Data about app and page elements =
▬▬▬

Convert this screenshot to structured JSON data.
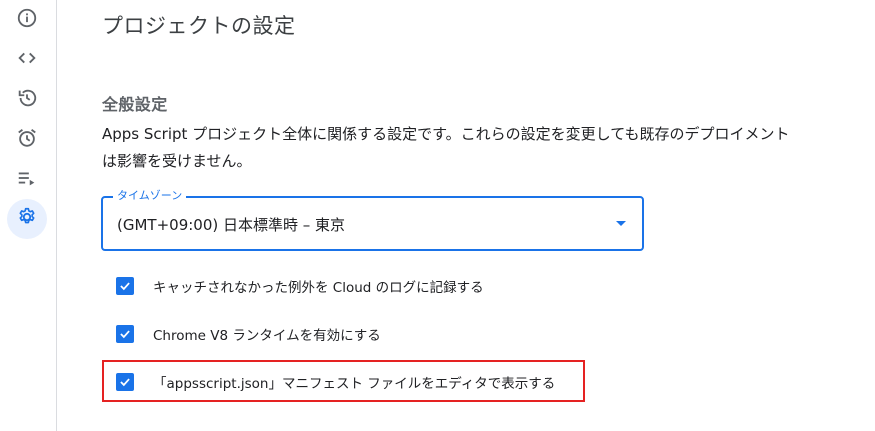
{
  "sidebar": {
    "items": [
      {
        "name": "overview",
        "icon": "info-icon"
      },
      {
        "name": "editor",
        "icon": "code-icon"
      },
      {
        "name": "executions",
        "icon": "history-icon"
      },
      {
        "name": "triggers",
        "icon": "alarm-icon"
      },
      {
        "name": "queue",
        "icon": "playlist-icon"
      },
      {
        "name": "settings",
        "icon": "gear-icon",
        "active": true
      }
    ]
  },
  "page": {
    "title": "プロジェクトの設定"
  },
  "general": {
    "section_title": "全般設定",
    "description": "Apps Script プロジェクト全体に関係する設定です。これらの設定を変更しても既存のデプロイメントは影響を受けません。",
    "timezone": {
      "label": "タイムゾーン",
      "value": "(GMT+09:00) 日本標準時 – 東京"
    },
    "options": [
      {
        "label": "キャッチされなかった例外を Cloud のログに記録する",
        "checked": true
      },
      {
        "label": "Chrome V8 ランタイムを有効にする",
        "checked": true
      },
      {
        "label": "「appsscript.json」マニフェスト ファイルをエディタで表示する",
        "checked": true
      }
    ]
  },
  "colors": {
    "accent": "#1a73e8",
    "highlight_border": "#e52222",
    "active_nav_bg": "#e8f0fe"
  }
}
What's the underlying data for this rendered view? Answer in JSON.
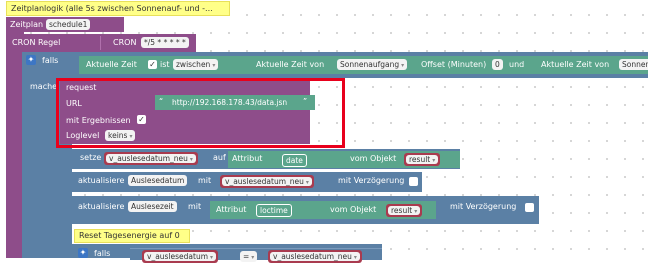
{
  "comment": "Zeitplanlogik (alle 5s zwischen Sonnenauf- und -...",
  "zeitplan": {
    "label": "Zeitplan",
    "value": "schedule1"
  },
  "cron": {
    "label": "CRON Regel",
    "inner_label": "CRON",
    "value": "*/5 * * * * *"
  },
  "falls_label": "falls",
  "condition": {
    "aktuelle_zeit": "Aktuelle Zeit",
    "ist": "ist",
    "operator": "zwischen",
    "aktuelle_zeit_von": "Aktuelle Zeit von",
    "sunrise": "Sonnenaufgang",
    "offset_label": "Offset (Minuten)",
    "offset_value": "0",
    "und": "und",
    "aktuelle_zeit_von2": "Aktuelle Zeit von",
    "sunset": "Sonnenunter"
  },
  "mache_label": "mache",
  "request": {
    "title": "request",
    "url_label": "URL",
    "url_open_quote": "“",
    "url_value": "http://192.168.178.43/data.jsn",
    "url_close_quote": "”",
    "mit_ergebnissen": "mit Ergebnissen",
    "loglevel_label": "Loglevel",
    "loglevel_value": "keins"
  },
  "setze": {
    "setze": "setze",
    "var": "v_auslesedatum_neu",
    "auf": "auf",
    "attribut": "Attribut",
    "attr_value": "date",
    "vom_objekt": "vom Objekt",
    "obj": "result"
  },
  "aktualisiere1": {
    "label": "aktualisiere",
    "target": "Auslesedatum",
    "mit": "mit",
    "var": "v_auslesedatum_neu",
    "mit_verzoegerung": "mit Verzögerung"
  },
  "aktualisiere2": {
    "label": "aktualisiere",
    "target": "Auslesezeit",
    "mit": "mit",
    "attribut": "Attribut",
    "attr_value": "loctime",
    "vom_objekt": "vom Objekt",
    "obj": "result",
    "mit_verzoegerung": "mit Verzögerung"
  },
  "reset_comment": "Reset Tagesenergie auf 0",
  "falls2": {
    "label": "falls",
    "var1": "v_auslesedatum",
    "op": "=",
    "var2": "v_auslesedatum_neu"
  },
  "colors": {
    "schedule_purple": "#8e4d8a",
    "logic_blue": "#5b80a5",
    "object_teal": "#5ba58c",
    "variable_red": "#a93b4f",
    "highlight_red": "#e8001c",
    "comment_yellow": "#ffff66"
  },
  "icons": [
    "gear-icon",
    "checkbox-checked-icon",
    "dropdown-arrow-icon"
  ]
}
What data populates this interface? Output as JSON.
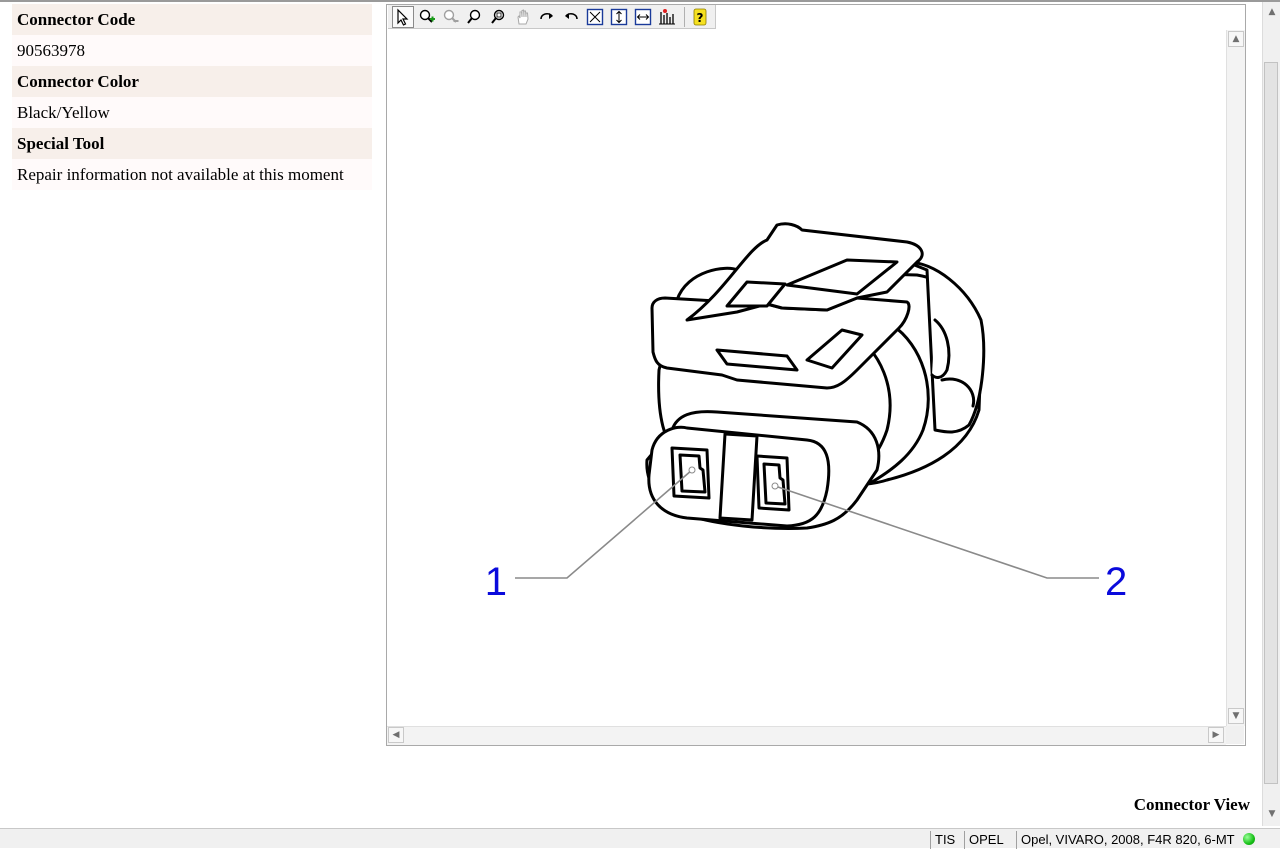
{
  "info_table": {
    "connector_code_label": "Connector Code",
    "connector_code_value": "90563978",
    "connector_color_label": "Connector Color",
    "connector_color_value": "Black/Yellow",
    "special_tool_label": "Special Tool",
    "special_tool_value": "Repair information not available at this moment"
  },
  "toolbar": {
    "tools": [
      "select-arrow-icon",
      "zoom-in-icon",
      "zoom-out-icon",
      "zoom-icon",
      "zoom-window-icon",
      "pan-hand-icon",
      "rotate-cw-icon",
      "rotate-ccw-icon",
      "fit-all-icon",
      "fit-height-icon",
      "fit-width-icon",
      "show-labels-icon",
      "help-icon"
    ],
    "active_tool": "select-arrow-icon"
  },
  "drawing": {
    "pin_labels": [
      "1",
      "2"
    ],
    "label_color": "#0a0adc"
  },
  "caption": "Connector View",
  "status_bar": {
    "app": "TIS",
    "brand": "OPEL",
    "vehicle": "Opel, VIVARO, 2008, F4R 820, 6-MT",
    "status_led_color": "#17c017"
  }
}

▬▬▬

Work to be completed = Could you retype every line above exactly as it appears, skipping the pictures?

Exercise answer =
Convert this screenshot to structured JSON data.
{
  "sidebar": {
    "items": [
      {
        "name": "overview",
        "icon": "info-icon"
      },
      {
        "name": "editor",
        "icon": "code-icon"
      },
      {
        "name": "executions",
        "icon": "history-icon"
      },
      {
        "name": "triggers",
        "icon": "alarm-icon"
      },
      {
        "name": "queue",
        "icon": "playlist-icon"
      },
      {
        "name": "settings",
        "icon": "gear-icon",
        "active": true
      }
    ]
  },
  "page": {
    "title": "プロジェクトの設定"
  },
  "general": {
    "section_title": "全般設定",
    "description": "Apps Script プロジェクト全体に関係する設定です。これらの設定を変更しても既存のデプロイメントは影響を受けません。",
    "timezone": {
      "label": "タイムゾーン",
      "value": "(GMT+09:00) 日本標準時 – 東京"
    },
    "options": [
      {
        "label": "キャッチされなかった例外を Cloud のログに記録する",
        "checked": true
      },
      {
        "label": "Chrome V8 ランタイムを有効にする",
        "checked": true
      },
      {
        "label": "「appsscript.json」マニフェスト ファイルをエディタで表示する",
        "checked": true
      }
    ]
  },
  "colors": {
    "accent": "#1a73e8",
    "highlight_border": "#e52222",
    "active_nav_bg": "#e8f0fe"
  }
}
What's the underlying data for this rendered view? Answer in JSON.
{
  "comment": "Zeitplanlogik (alle 5s zwischen Sonnenauf- und -...",
  "zeitplan": {
    "label": "Zeitplan",
    "value": "schedule1"
  },
  "cron": {
    "label": "CRON Regel",
    "inner_label": "CRON",
    "value": "*/5 * * * * *"
  },
  "falls_label": "falls",
  "condition": {
    "aktuelle_zeit": "Aktuelle Zeit",
    "ist": "ist",
    "operator": "zwischen",
    "aktuelle_zeit_von": "Aktuelle Zeit von",
    "sunrise": "Sonnenaufgang",
    "offset_label": "Offset (Minuten)",
    "offset_value": "0",
    "und": "und",
    "aktuelle_zeit_von2": "Aktuelle Zeit von",
    "sunset": "Sonnenunter"
  },
  "mache_label": "mache",
  "request": {
    "title": "request",
    "url_label": "URL",
    "url_open_quote": "“",
    "url_value": "http://192.168.178.43/data.jsn",
    "url_close_quote": "”",
    "mit_ergebnissen": "mit Ergebnissen",
    "loglevel_label": "Loglevel",
    "loglevel_value": "keins"
  },
  "setze": {
    "setze": "setze",
    "var": "v_auslesedatum_neu",
    "auf": "auf",
    "attribut": "Attribut",
    "attr_value": "date",
    "vom_objekt": "vom Objekt",
    "obj": "result"
  },
  "aktualisiere1": {
    "label": "aktualisiere",
    "target": "Auslesedatum",
    "mit": "mit",
    "var": "v_auslesedatum_neu",
    "mit_verzoegerung": "mit Verzögerung"
  },
  "aktualisiere2": {
    "label": "aktualisiere",
    "target": "Auslesezeit",
    "mit": "mit",
    "attribut": "Attribut",
    "attr_value": "loctime",
    "vom_objekt": "vom Objekt",
    "obj": "result",
    "mit_verzoegerung": "mit Verzögerung"
  },
  "reset_comment": "Reset Tagesenergie auf 0",
  "falls2": {
    "label": "falls",
    "var1": "v_auslesedatum",
    "op": "=",
    "var2": "v_auslesedatum_neu"
  },
  "colors": {
    "schedule_purple": "#8e4d8a",
    "logic_blue": "#5b80a5",
    "object_teal": "#5ba58c",
    "variable_red": "#a93b4f",
    "highlight_red": "#e8001c",
    "comment_yellow": "#ffff66"
  },
  "icons": [
    "gear-icon",
    "checkbox-checked-icon",
    "dropdown-arrow-icon"
  ]
}
What data populates this interface? Output as JSON.
{
  "info_table": {
    "connector_code_label": "Connector Code",
    "connector_code_value": "90563978",
    "connector_color_label": "Connector Color",
    "connector_color_value": "Black/Yellow",
    "special_tool_label": "Special Tool",
    "special_tool_value": "Repair information not available at this moment"
  },
  "toolbar": {
    "tools": [
      "select-arrow-icon",
      "zoom-in-icon",
      "zoom-out-icon",
      "zoom-icon",
      "zoom-window-icon",
      "pan-hand-icon",
      "rotate-cw-icon",
      "rotate-ccw-icon",
      "fit-all-icon",
      "fit-height-icon",
      "fit-width-icon",
      "show-labels-icon",
      "help-icon"
    ],
    "active_tool": "select-arrow-icon"
  },
  "drawing": {
    "pin_labels": [
      "1",
      "2"
    ],
    "label_color": "#0a0adc"
  },
  "caption": "Connector View",
  "status_bar": {
    "app": "TIS",
    "brand": "OPEL",
    "vehicle": "Opel, VIVARO, 2008, F4R 820, 6-MT",
    "status_led_color": "#17c017"
  }
}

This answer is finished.